— Exercise prompt —
Filter the listing below, keeping every line that holds "attribute".
═════ Data shown ═════
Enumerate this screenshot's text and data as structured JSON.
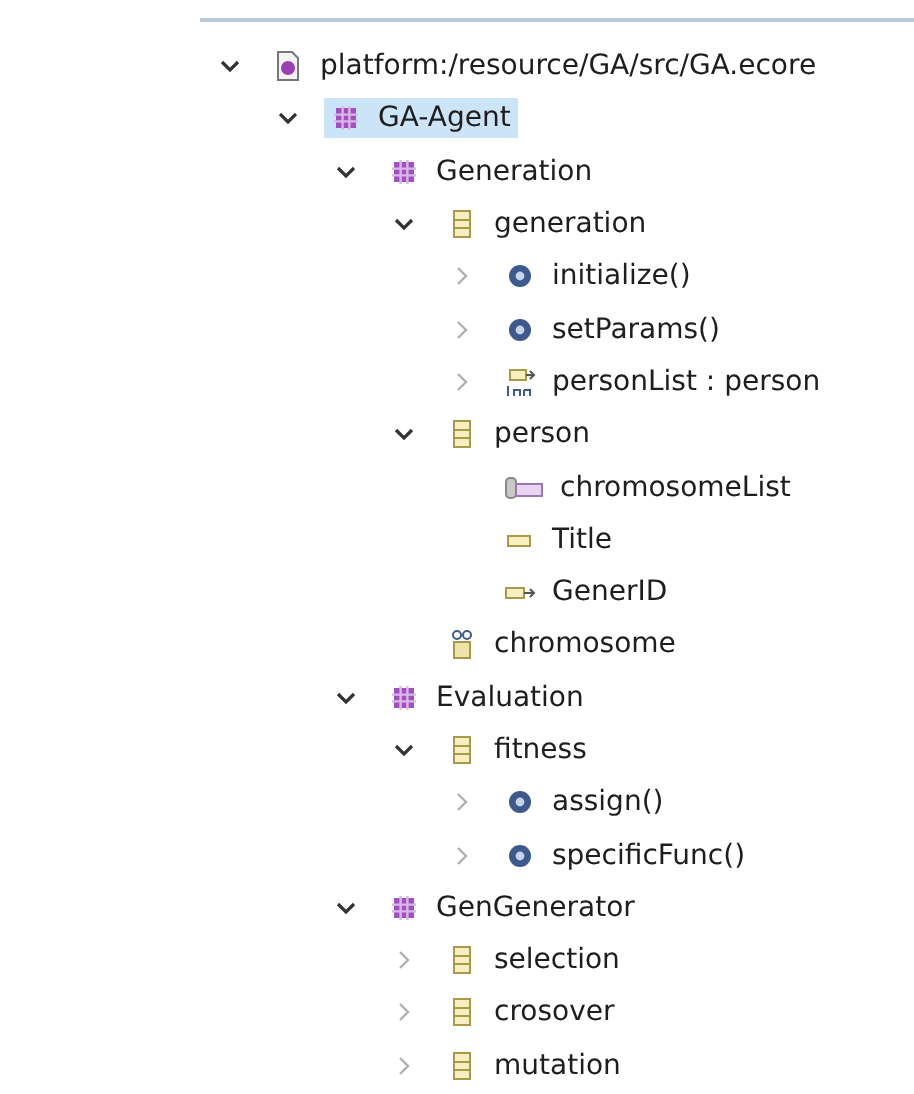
{
  "tree": [
    {
      "label": "platform:/resource/GA/src/GA.ecore",
      "kind": "resource",
      "expanded": true,
      "selected": false,
      "children": [
        {
          "label": "GA-Agent",
          "kind": "package",
          "expanded": true,
          "selected": true,
          "children": [
            {
              "label": "Generation",
              "kind": "package",
              "expanded": true,
              "selected": false,
              "children": [
                {
                  "label": "generation",
                  "kind": "class",
                  "expanded": true,
                  "selected": false,
                  "children": [
                    {
                      "label": "initialize()",
                      "kind": "operation",
                      "expanded": false,
                      "selected": false
                    },
                    {
                      "label": "setParams()",
                      "kind": "operation",
                      "expanded": false,
                      "selected": false
                    },
                    {
                      "label": "personList : person",
                      "kind": "reference",
                      "expanded": false,
                      "selected": false
                    }
                  ]
                },
                {
                  "label": "person",
                  "kind": "class",
                  "expanded": true,
                  "selected": false,
                  "children": [
                    {
                      "label": "chromosomeList",
                      "kind": "list-attribute",
                      "selected": false
                    },
                    {
                      "label": "Title",
                      "kind": "attribute",
                      "selected": false
                    },
                    {
                      "label": "GenerID",
                      "kind": "id-attribute",
                      "selected": false
                    }
                  ]
                },
                {
                  "label": "chromosome",
                  "kind": "datatype",
                  "selected": false
                }
              ]
            },
            {
              "label": "Evaluation",
              "kind": "package",
              "expanded": true,
              "selected": false,
              "children": [
                {
                  "label": "fitness",
                  "kind": "class",
                  "expanded": true,
                  "selected": false,
                  "children": [
                    {
                      "label": "assign()",
                      "kind": "operation",
                      "expanded": false,
                      "selected": false
                    },
                    {
                      "label": "specificFunc()",
                      "kind": "operation",
                      "expanded": false,
                      "selected": false
                    }
                  ]
                }
              ]
            },
            {
              "label": "GenGenerator",
              "kind": "package",
              "expanded": true,
              "selected": false,
              "children": [
                {
                  "label": "selection",
                  "kind": "class",
                  "expanded": false,
                  "selected": false
                },
                {
                  "label": "crosover",
                  "kind": "class",
                  "expanded": false,
                  "selected": false
                },
                {
                  "label": "mutation",
                  "kind": "class",
                  "expanded": false,
                  "selected": false
                }
              ]
            }
          ]
        }
      ]
    }
  ]
}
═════
— Solved exercise —
                      "kind": "list-attribute",
                      "kind": "attribute",
                      "kind": "id-attribute",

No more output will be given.